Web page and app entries

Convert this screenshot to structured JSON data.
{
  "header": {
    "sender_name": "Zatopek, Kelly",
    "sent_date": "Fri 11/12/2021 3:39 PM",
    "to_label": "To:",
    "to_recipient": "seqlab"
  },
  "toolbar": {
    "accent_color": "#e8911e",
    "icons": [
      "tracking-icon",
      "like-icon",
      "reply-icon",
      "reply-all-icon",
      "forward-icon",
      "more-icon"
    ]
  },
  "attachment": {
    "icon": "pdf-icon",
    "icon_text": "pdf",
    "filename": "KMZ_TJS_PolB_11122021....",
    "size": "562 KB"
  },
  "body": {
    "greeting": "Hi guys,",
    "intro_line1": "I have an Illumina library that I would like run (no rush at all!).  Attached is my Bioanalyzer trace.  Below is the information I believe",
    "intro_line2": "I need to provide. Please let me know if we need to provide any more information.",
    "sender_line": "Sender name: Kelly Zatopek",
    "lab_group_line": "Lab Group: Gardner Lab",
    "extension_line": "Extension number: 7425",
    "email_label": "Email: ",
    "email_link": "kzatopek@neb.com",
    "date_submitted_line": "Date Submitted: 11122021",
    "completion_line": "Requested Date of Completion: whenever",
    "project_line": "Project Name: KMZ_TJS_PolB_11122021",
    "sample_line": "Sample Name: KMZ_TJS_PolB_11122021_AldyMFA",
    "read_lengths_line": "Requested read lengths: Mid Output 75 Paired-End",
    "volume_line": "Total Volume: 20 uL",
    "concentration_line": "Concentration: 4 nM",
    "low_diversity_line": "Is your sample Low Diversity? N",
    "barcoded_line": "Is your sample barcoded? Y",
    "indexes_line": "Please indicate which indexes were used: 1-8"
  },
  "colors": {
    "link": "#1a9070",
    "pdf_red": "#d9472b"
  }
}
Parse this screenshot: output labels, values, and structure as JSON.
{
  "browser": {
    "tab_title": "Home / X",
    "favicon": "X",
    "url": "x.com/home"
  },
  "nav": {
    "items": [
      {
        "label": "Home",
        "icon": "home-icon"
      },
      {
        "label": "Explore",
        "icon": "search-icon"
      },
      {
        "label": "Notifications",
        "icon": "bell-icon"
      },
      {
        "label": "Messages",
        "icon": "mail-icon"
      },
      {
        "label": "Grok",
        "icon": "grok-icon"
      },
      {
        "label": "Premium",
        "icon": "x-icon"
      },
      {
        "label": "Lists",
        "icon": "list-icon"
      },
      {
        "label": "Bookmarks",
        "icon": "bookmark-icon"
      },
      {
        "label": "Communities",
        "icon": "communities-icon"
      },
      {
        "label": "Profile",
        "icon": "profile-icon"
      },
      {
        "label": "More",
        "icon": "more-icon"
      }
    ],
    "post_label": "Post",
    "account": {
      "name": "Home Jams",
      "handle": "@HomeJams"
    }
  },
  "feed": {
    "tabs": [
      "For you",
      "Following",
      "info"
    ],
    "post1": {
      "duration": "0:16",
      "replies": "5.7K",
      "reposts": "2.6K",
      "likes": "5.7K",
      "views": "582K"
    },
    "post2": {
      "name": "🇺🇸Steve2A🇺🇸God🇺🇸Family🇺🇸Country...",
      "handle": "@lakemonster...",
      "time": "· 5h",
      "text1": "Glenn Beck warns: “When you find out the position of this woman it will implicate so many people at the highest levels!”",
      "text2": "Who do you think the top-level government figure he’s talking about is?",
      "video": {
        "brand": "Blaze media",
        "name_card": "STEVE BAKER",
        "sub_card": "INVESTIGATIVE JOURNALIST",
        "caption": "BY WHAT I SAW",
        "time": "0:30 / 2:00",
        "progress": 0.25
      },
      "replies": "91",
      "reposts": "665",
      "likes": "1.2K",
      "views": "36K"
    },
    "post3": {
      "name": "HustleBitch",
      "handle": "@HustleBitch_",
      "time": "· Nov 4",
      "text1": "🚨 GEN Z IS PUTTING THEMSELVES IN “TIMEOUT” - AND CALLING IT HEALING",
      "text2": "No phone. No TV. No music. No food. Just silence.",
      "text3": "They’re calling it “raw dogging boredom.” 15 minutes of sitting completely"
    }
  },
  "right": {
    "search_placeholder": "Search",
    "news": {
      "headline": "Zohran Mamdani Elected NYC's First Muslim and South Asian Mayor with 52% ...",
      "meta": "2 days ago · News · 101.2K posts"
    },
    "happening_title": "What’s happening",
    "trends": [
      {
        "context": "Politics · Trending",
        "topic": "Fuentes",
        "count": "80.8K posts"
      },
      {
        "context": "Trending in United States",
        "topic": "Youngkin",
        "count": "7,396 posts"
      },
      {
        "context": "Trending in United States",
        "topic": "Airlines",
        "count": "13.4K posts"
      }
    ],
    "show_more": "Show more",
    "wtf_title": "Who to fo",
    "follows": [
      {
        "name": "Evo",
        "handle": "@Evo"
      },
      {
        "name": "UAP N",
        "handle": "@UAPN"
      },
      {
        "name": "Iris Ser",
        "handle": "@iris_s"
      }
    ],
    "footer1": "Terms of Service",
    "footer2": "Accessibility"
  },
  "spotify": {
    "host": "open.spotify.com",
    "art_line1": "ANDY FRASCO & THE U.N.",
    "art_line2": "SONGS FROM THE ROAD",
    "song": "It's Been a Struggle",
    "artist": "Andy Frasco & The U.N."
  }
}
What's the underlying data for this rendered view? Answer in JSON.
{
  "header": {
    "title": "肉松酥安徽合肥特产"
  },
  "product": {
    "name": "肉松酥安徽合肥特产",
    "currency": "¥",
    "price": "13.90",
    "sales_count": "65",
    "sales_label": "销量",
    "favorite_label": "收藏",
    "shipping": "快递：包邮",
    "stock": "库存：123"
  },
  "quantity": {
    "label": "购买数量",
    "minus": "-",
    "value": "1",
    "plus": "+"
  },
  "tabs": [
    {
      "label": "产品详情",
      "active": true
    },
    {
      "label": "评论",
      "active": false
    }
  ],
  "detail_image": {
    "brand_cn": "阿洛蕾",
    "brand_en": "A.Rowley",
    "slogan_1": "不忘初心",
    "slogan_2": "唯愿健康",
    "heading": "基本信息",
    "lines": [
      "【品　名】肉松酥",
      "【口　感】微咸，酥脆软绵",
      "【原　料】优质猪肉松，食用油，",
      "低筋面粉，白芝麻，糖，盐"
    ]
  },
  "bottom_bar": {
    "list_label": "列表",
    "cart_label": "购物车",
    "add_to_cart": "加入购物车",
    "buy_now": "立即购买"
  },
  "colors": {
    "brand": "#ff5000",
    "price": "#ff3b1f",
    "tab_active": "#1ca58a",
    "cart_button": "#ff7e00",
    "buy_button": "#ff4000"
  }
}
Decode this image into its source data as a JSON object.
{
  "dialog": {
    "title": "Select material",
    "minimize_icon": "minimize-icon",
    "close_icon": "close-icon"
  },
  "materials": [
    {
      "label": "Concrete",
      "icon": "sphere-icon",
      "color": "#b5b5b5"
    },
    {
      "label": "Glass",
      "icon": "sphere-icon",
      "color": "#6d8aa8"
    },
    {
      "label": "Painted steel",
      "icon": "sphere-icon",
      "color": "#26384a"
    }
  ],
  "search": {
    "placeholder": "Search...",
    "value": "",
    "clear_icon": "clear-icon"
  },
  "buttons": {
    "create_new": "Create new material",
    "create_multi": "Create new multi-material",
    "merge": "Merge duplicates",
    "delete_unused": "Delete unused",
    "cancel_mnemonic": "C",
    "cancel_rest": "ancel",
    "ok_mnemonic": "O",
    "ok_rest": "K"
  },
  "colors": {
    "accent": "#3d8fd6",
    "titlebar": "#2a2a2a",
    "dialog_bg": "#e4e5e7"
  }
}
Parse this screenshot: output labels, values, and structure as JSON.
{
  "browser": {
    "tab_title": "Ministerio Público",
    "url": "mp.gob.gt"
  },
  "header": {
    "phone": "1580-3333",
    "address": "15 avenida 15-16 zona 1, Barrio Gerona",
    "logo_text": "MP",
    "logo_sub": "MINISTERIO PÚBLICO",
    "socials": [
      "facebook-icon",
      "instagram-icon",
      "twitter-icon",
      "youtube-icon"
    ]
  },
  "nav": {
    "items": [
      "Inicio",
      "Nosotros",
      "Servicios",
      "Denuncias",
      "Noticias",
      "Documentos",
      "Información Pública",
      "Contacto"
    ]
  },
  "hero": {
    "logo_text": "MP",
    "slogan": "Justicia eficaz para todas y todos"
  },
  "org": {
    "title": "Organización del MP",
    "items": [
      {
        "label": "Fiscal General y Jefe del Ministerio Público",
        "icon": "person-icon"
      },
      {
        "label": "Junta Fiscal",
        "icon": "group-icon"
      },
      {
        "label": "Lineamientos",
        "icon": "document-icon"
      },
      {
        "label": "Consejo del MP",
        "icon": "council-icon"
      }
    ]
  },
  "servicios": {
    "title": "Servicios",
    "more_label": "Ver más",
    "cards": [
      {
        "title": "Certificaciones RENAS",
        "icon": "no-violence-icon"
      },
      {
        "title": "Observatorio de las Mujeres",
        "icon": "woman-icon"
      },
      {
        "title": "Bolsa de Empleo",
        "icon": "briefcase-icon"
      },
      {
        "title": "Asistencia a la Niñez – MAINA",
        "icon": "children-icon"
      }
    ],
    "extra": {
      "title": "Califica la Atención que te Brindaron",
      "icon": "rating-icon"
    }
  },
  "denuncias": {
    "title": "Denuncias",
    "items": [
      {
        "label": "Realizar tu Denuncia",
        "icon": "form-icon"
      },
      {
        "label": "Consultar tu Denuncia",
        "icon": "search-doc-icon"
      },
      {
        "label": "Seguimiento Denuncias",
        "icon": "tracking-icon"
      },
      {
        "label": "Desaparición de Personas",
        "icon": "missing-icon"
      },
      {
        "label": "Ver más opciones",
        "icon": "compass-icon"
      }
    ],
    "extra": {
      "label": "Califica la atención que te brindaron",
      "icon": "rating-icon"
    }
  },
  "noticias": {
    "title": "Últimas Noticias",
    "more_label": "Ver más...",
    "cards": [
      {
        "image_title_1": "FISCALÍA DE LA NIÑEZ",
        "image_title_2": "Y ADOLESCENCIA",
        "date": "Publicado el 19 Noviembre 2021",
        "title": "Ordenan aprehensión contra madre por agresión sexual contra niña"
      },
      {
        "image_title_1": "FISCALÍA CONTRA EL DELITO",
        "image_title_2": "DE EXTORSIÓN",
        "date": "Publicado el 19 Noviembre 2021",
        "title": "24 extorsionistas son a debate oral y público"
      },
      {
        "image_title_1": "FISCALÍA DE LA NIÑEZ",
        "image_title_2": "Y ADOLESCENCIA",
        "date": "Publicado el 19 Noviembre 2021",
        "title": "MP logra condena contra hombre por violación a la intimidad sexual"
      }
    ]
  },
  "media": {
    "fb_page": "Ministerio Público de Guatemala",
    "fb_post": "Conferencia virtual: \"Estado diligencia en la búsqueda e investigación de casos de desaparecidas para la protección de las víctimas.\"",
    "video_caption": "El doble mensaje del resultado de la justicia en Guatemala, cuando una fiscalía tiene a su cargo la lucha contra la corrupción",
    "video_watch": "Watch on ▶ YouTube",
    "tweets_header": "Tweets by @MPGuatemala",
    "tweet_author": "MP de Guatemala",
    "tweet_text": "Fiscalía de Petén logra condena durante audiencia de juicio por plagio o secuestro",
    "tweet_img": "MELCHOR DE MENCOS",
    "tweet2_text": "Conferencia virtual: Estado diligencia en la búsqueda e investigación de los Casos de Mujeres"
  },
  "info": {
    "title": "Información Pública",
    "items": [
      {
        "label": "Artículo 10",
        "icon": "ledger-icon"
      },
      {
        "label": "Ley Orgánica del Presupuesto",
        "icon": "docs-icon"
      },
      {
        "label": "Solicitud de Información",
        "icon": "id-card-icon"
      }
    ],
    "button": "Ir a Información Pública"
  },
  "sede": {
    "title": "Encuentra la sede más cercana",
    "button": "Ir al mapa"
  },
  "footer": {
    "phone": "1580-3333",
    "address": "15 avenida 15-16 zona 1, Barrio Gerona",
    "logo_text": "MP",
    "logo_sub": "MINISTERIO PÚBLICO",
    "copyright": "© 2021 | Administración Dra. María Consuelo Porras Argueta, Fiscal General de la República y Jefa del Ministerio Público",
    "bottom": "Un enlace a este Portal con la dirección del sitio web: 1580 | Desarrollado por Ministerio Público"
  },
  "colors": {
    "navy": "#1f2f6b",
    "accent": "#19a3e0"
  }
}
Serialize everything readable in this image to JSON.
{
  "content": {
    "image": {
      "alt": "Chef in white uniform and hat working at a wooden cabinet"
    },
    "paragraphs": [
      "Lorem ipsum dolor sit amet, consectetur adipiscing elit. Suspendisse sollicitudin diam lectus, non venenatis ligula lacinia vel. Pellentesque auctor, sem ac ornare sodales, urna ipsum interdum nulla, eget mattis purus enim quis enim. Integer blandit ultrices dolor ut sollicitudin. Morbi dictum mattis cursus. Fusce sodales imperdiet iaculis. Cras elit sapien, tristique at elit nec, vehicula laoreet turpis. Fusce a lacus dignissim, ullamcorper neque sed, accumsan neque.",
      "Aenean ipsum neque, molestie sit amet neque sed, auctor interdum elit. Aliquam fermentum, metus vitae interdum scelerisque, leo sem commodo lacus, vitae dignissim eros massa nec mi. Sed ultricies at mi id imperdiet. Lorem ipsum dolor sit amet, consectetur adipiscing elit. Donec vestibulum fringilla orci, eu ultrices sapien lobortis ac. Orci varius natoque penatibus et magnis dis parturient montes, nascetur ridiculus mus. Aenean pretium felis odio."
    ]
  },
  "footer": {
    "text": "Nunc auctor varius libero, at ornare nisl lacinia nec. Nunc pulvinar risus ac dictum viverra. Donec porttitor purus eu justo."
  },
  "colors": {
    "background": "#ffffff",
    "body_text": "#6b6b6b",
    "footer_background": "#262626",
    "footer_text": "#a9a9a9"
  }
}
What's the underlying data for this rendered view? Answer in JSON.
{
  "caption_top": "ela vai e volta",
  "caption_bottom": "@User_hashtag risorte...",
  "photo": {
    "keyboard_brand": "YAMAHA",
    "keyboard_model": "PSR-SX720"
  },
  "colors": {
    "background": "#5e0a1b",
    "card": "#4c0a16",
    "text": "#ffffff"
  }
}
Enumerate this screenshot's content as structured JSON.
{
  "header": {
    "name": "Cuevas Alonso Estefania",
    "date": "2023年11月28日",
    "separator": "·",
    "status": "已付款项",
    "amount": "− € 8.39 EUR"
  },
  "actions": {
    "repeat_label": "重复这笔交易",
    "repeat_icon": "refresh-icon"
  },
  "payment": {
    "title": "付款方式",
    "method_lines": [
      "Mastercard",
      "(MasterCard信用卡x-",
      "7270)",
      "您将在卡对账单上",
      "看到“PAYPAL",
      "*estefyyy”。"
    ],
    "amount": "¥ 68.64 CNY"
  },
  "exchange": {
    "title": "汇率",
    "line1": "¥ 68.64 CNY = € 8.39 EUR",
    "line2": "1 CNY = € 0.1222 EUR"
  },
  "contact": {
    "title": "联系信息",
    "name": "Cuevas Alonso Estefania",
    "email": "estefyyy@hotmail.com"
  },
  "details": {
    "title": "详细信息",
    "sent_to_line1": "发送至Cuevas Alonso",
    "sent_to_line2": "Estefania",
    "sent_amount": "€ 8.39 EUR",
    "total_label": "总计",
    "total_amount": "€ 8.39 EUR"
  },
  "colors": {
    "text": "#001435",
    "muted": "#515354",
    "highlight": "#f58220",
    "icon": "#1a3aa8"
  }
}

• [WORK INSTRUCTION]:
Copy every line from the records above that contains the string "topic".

• [ANSWER FOR THE TASK]:
        "topic": "Fuentes",
        "topic": "Youngkin",
        "topic": "Airlines",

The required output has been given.